Simmons: I’ve never seen the industry hype something crazier. Here are some numbers that I find enlightening. Of all the shale plays, the only one that we have significant production history on is the Barnett Shale. In the Haynesville, I think there are around 20 or 30 well-tests so far, and I don’t know that there are that many in the Marcellus. Consider these figures in the March 22 Barnett Shale Newsletter. It shows Barnett Shale total natural gas production by year, 1982 to 2008, all counties and fields in the Fort Worth Basin. In 2004—3890, then 4973, then 6542, then 9180, then finally 12104; and I thought, gee, we increased production X%, but then I realized that’s the number of wells! In 2008, we went to 4.8 Bcf a day, from 3.56 the year before—or up 1.24 Bcf/day. We’re looking for an increase of 8 Bcf, according to the EIA numbers, so the Barnett Shale did 1/6th of that.
Here’s another interesting set of numbers. All the big natural players have all now reported their results. The top 10 players increased their production in 2008 over 2007 to the tune of 685 mmcf/day. Unfortunately that was mostly offset by the top 10 gas decliners, led by ExxonMobil, BP, ConocoPhillips, Chevron, RoyalDutch/Shell, Marathon, Newfield, Hess, and they dropped 601 mmcf/day. So we netted out a plus 84 mmcf/day. Then you have about another 800 coming from about 40 individual reporting companies, but none of them are big enough—even if they tripled their production—to really make a difference. So that means that to match the growth that the EIA believes happened, then the residue—these hundreds and hundreds of mom-and-pop operators—would have to have grown their cumulative production twice as fast as the top 10, which obviously didn’t happen.
The EIA started reading the hype. And even though they probably have been puzzled that the number of gas wells completed went from 8,000 to 10,000 a year up to last year’s 33,000, and all we did was tread water for nine years. So right at the end of the year last year they started showing month-to-month growth year-over-year of 5%. Then in January they knocked their model up to 9%, so every month it was up 9%, year-over-year. They just knew, because they read the hype. We won’t have any real numbers until the states report what they collect, in the 3rd quarter of 2009. But I think we have the numbers in [from the companies] to say that we barely grew supply. Too bad we destroyed the industry.

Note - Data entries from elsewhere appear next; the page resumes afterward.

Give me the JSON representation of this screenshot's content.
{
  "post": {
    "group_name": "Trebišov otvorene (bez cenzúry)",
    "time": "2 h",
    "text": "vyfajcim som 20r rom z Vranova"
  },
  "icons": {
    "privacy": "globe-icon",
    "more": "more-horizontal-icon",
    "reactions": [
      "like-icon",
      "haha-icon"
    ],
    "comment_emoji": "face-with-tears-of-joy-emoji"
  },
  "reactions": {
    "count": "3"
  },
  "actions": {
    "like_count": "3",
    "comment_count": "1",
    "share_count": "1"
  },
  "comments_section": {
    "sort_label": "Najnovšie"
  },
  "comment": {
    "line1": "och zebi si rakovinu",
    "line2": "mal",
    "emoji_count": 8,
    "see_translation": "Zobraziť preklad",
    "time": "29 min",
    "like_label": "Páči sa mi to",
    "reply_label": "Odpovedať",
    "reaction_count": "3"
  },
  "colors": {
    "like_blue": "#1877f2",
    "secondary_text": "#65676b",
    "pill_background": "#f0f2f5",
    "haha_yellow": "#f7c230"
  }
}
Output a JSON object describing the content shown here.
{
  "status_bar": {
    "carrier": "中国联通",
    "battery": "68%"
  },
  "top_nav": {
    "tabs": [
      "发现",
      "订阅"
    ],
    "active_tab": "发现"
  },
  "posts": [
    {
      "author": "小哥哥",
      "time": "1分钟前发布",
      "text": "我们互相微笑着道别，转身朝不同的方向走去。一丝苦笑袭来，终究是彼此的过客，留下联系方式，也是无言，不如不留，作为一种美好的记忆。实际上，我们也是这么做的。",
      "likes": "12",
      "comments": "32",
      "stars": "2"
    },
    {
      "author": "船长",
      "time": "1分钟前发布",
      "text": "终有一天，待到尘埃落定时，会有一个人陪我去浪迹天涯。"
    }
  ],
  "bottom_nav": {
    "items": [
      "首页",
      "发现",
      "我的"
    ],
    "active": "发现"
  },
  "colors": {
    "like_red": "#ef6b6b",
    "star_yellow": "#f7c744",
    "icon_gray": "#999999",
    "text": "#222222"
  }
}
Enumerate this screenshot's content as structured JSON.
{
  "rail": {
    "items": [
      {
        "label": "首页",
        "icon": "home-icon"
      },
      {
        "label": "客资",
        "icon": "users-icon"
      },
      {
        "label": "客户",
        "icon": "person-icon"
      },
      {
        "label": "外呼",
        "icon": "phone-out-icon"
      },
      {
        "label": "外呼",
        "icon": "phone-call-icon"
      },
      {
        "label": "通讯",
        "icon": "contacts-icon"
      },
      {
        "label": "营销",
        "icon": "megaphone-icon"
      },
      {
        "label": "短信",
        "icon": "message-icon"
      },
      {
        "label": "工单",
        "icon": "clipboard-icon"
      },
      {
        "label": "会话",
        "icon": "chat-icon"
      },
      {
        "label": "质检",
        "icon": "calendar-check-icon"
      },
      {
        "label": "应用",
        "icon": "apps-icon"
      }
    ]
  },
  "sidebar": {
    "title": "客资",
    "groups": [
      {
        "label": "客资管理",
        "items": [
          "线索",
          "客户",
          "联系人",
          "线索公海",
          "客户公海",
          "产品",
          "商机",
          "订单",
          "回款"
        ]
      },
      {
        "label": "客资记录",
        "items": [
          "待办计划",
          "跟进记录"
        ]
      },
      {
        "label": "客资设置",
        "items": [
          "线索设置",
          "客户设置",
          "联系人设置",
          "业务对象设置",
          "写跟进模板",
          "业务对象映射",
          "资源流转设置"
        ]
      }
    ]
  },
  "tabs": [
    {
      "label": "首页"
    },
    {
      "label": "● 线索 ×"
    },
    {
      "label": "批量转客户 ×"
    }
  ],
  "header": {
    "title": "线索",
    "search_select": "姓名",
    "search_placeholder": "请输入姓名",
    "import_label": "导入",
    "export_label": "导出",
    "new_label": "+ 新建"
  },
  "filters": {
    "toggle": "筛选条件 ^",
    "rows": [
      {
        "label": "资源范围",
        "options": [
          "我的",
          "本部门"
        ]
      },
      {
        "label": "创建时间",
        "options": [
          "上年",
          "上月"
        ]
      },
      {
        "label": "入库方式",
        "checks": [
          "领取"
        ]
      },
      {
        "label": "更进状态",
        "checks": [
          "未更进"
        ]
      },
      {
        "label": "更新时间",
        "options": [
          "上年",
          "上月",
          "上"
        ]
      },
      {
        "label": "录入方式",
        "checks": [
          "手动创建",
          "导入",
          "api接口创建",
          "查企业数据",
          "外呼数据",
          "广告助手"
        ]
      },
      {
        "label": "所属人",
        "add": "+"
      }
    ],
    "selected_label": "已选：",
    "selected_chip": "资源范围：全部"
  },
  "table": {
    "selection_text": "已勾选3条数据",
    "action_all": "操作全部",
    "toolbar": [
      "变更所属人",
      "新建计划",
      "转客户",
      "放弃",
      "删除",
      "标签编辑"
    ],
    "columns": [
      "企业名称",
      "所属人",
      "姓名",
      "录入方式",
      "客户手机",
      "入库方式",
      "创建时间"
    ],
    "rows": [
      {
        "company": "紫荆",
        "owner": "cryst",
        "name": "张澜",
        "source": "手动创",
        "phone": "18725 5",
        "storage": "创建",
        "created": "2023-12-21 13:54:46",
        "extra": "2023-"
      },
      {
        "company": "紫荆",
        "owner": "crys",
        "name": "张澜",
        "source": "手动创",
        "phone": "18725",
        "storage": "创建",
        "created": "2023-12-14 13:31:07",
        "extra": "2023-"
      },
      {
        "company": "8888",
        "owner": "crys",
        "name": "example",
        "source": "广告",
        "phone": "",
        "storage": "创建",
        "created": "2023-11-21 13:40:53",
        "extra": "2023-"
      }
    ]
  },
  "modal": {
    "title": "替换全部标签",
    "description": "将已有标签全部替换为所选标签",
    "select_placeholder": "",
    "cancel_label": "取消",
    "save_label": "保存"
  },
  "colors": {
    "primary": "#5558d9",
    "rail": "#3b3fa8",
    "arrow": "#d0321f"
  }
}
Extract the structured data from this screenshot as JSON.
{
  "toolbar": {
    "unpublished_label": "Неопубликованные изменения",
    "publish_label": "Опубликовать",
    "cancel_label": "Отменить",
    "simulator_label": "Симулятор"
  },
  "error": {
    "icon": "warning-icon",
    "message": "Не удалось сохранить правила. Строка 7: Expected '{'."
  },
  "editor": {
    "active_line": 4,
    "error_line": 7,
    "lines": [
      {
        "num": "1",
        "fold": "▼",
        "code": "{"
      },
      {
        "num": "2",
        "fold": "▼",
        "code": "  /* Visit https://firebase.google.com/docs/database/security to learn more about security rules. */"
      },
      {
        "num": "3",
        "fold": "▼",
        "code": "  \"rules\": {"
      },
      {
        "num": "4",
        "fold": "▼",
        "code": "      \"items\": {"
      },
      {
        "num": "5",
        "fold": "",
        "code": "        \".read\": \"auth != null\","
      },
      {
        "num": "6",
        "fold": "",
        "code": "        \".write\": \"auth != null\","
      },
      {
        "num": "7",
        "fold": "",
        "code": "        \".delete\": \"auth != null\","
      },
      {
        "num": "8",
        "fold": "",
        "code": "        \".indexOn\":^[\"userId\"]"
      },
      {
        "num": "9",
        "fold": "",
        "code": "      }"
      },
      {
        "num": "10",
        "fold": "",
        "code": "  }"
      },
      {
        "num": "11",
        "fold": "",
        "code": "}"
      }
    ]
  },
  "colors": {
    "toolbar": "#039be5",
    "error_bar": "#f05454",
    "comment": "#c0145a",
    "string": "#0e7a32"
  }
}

Barnett Shale also has a production profile where peak initial production happens virtually when you come on stream, because of the way you frac the wells. By the end of the first year you’re down 70%.
Question: So you thing that the shale gas story is the most hyped story…
Simmons: It’s the most hyped play since Kashagan, which was later derisively called “Cash is gone."